The Online Newspaper of Lakewood High School

Lakewood Times

Lakewood Times

Lakewood Times

    Is Living In a No-Fault State An Advantage?


    Recently, while traveling to Florida, I quickly learned that Florida is a “no-fault state.” Meaning that if you were you get into an accident, no one would be at fault. You would still need to have auto insurance, of course, but this means that your insurance carrier will make the payments for your bodily injury claims regardless who was considered at fault in the accident.

    In a no-fault state each driver’s insurance is responsible for their own medical bills in case of an accident, regardless of who was at fault. Florida no-fault insurance helps to reduce lawsuits resulting from auto accidents.

    “There are currently thirteen states in the United States with no-fault car insurance protection. No-fault does not eliminate your responsibility for an accident where you are at fault. However, it does provide the policyholder with coverage for injuries and property damage no matter who is at fault,” is written on Auto Insurance Center’s website.

    In Florida, you are required to have minimum coverage of $10,000 for personal injury protection, and $10,000 for property damage liability. For those of you who may think you can go without purchasing coverage, know that it is illegal to drive a vehicle without insurance in the state of Florida.

    If you are caught driving without auto insurance, your license may be suspended, and you will have to pay a substantial fine to get it reinstated. It is much easier and efficient to obtain insurance than to deal with the costly consequences of an accident or a license suspension.

    Now that we have all the information about the “no-fault” process and more about the state of Florida, we ask the question.

    Is driving in a “no-fault” state an advantage?

    While thinking about it and being from Ohio, I thought at first, “hey, that’s actually better than regular insurance in other states.” But as I thought more about it, is it really?

    If you were to get into an accident, is getting sued really worth it?

    We can get sued by anyone because of an accident, but is it really safe? Is it better for the state and less for the citizens?

    “No-fault car insurance laws have pros and cons. On one hand, there is no need for injured victims to prove the other driver’s fault to collect damage recovery. It also saves the at-fault driver from having to pay for losses out-of-pocket.”

    “On the other hand, no-fault insurance states tend to have much higher premiums than fault states. Florida is one of the top ten most expensive states for vehicle insurance,” South Florida Personal Injury Lawyers’s website lays out about “no fault” impacts.

    Your insurance bill does go up, whether it was your fault or not.

    While down in Florida, I even asked a resident down here how he feels about it.

    “When I first got down here, I thought it was weird. I never knew there were states with a “no-fault” policy.
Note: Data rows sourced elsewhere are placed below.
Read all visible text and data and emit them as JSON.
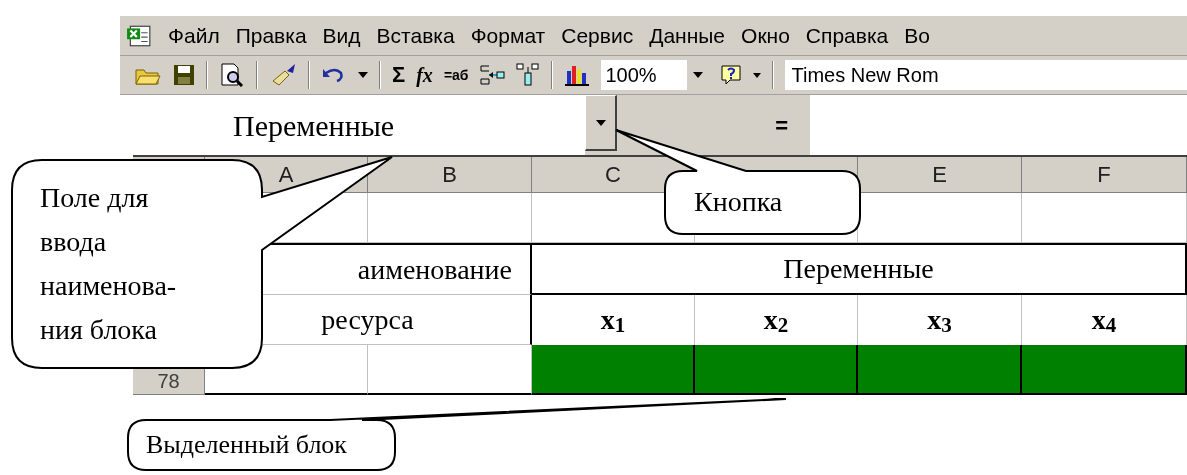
{
  "menu": [
    "Файл",
    "Правка",
    "Вид",
    "Вставка",
    "Формат",
    "Сервис",
    "Данные",
    "Окно",
    "Справка",
    "Во"
  ],
  "toolbar": {
    "sum_label": "Σ",
    "function_label": "fx",
    "text_label": "=аб",
    "zoom": "100%",
    "font": "Times New Rom"
  },
  "formula_bar": {
    "name_box": "Переменные",
    "equals": "="
  },
  "columns": [
    {
      "letter": "A"
    },
    {
      "letter": "B"
    },
    {
      "letter": "C"
    },
    {},
    {
      "letter": "E"
    },
    {
      "letter": "F"
    }
  ],
  "rows": [
    {
      "cells": []
    },
    {
      "cells": [
        {
          "text": "аименование",
          "kind": "left"
        },
        {
          "text": "Переменные",
          "kind": "right"
        }
      ]
    },
    {
      "cells": [
        {
          "text": "ресурса",
          "kind": "left"
        },
        {
          "text": "x$_{1}$"
        },
        {
          "text": "x$_{2}$"
        },
        {
          "text": "x$_{3}$"
        },
        {
          "text": "x$_{4}$"
        }
      ]
    },
    {
      "header": "78",
      "selected": [
        false,
        false,
        true,
        true,
        true,
        true
      ]
    }
  ],
  "callouts": [
    {
      "text": "Поле для\nввода\nнаименова-\nния блока"
    },
    {
      "text": "Кнопка"
    },
    {
      "text": "Выделенный блок"
    }
  ]
}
Luckily, I have never been in an accident, so I’ve never went through the process.” – Rudha, Orlando, Florida resident.

    At the end of the day, I never experienced living in a “no-fault” state, so I wouldn’t know the outcome. In my opinion, I think I rather stick with regular auto insurance, where someone is at fault.








    More to Discover